Love to cycle around Long Island? Want to help out a terrific charity at the same time? Then join the third annual “Bike to the Beach” 100-mile ride and autism fundraiser on Friday that kicks off in Manhattan at 5 a.m. and ends with a party in Westhampton Beach at the , with eight pit stops along the South Shore of Long Island.
The event was launched in 2010, with 25 riders participating and is modeled after a similar bike charity event that has been held since 2007 in Washington, D.C. Last year there were 65 riders and $70,000 was raised.
This year organizers hope to once again double the cyclist involvement and raise even more money in the process. As of this weekend the sign-up list has 56 riders. Pledge donations, by individual and bike teams, range from $20 to $3,860.
Ride highlights include starting off at the scenic Irish Hunger Memorial on the Southern tip of Manhattan, cycling in the quiet pre-dawn hours over the Williamsburg bridge, watching the sunrise over the Atlantic and crossing the finish line at the Dune Deck in Westhampton Beach where a crisp dip in the ocean and great post-ride festivities await at the restaurant’s Salt Water Grill. Patch staff will also be on hand to greet the riders.
“Bike to the Beach is an opportunity to do something different, have fun and make a difference at the same time,” said Keegan Vance Forte, a director of the New York-based ride effort.
The pit stops include Jacob Riis Park in Queens, World Gym in Wantagh, the in West Islip and in Blue Point.
Participants in Bike to the Beach can bike, volunteer at pit stops or collect donations. Each biker is asked to raise a minimum of $500 and many have raised an average of more than $1,000 in the past rides.
Funds raised benefit Autism Speaks, which helps educate and raise awareness about autism. The program was founded seven years ago by a couple whose grandchild was diagnosed with autism. It has become the nation’s largest autism science and advocacy organization, dedicated to funding research into the causes, prevention, treatments and a cure for autism; increasing awareness and advocating for the needs of individuals with autism and their families.
Volunteers are needed for a variety of jobs, such as photographers, ride supports, and drivers to help with bike or rider emergency situations. Those who don’t own a bike can easily participate by renting a bike for the trip out east.
“We would love to see 300 riders participating, just like the ride in D.C.,” said event director Frank Wilson.

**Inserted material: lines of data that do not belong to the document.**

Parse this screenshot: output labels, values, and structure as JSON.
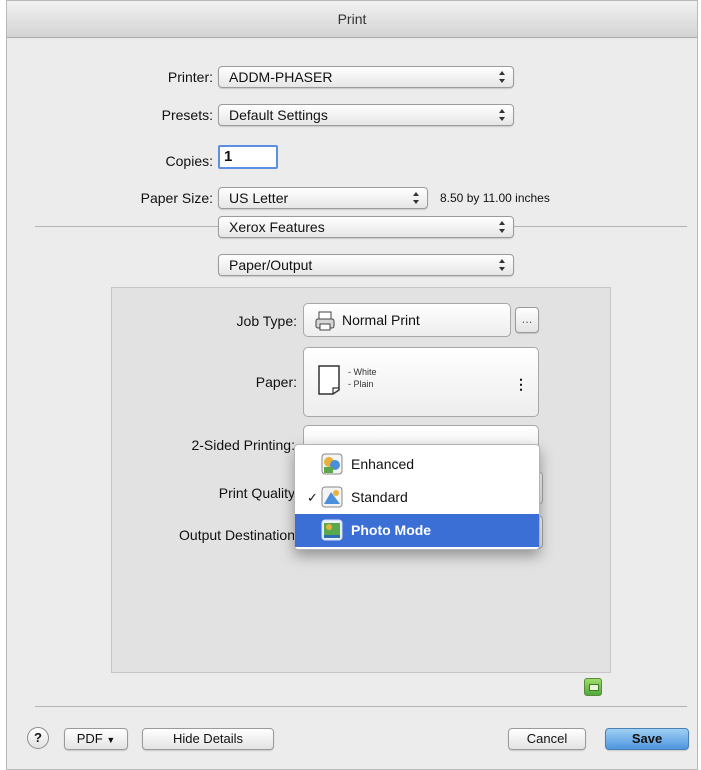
{
  "window": {
    "title": "Print"
  },
  "printer": {
    "label": "Printer:",
    "value": "ADDM-PHASER"
  },
  "presets": {
    "label": "Presets:",
    "value": "Default Settings"
  },
  "copies": {
    "label": "Copies:",
    "value": "1"
  },
  "paper_size": {
    "label": "Paper Size:",
    "value": "US Letter",
    "dimensions": "8.50 by 11.00 inches"
  },
  "feature_set": {
    "value": "Xerox Features"
  },
  "section": {
    "value": "Paper/Output"
  },
  "job_type": {
    "label": "Job Type:",
    "value": "Normal Print",
    "more_label": "..."
  },
  "paper": {
    "label": "Paper:",
    "line1": "- White",
    "line2": "- Plain"
  },
  "two_sided": {
    "label": "2-Sided Printing:"
  },
  "print_quality": {
    "label": "Print Quality",
    "options": [
      {
        "label": "Enhanced",
        "checked": ""
      },
      {
        "label": "Standard",
        "checked": "✓"
      },
      {
        "label": "Photo Mode",
        "checked": ""
      }
    ],
    "highlighted": "Photo Mode"
  },
  "output_destination": {
    "label": "Output Destination"
  },
  "footer": {
    "help_label": "?",
    "pdf_label": "PDF",
    "hide_details_label": "Hide Details",
    "cancel_label": "Cancel",
    "save_label": "Save"
  },
  "colors": {
    "accent": "#3b6fd6",
    "default_button": "#4d95df"
  }
}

The ride time fluctuates depending on a biker’s experience, weather and speed. It can run from five and a half hours to nine hours. Most riders travel at an average speed between 13 and 25 miles per hour, Wilson said.